Many people throughout the college football world are giving Notre Dame a shot to return to the National Championship because of the defense. With eight starters returning from a unit that ranked seventh last year in total yards allowed, the Irish are in good position to win a lot of games in 2013.
Although, with spring ball ready to take place soon, two key players from that defense will miss all of the practices and the spring game that kicks off in the middle of April. According to Tony Krausz of the The Journal Gazette, those two guys will be cornerback Bennett Jackson and linebacker Dan Fox. (H/t College Football Talk)
Tony Krausz @T_Krausz
#NotreDame Brian Kelly said CB Bennett Jackson, LB Dan Fox both had shoulder surgeries, both likely out for spring practice.1/29/2013, 4:17:37 PM
Most would consider this terrible news, as you never want to see key players go down with an injury. Practices in the spring are extremely valuable and injuries just mean that both players will be behind once fall camp rolls around.
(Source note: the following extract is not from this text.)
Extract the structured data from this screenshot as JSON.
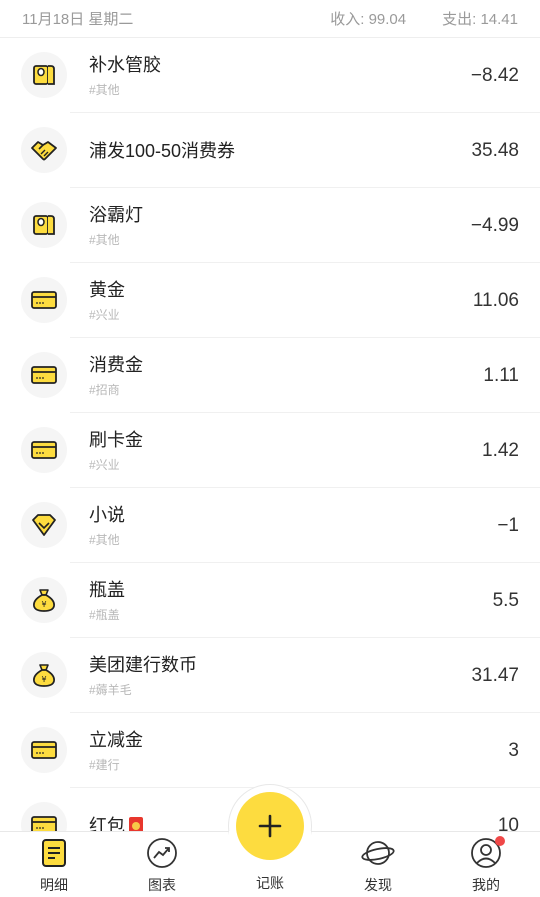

You only have so many practices available during the offseason and every one of them counts big time when it comes to being in game shape for the regular season.
However, this isn't a torn ACL we are talking about here. It is shoulder surgery for both players, an injury that both should be well recovered from once fall camp arrives. Irish fans should also be fortunate that it happened to two players who already have experience under their belts and know the ropes. Jackson finished last season third on the team in tackles with 65 and Fox was right behind him with 63 on the year.
If anything, this may be a blessing in disguise. Behind Fox at the linebacker position is a battle between several guys that will be competing for playing time. The list includes Joe Schmidt, who saw limited playing time last year; Carlo Calabrese should be in on the action as a fifth-year player, as well as 2013 recruit Michael Deeb, who will enroll later in the year. This also gives us more time to watch Jarrett Grace, who is expected to replace Manti Te'o at middle linebacker.
There is no question Fox will remain the starter because he has been the most improved player from year to year for the Irish, but without him taking reps in the spring, it gives other guys a chance to make an impact. With the backup linebacker spot behind Fox in question, we may have this position filled by the time spring is over with. On the other hand, with Fox on the field, it could have been a question that lingered up to the opening week.
The secondary was an area for concern with the Irish last season due to injuries and inexperience. If this team could have afforded an injury to a member of the defensive backfield, it would have been to Jackson, who is entering his senior year. Much how the backup linebackers will gain valuable experience due to Fox going down, the corners will benefit with the injury to Jackson.
This is a chance for cornerback Jalen Brown to make an impression with the coaching staff. A solid recruit back in 2011, Brown had a disappointing season in his first year on the field. Playing in only seven games and finishing with three tackles, this gives Brown a chance to get reps with the starters and prove that he deserves increased playing time next season.
The secondary should be improved next year with KeiVarae Russell making an effortless transition from wide receiver to corner and Max Redfield likely filling in one of the vacant safety spots. However, the depth in the secondary remains an issue and should benefit with one of the surefire starters not around to steal a lot of the reps in the spring.
Spring practice is all about finding out what you have to work with and who some of the younger guys are who will be able to step up during the season. Everybody knows that Fox and Bennett are going to contribute on defense. The questions that remain are located in the depth department.
These aren't injuries that are going to cripple the Irish during the regular season. They may answer as many question as they have posed once spring arrives.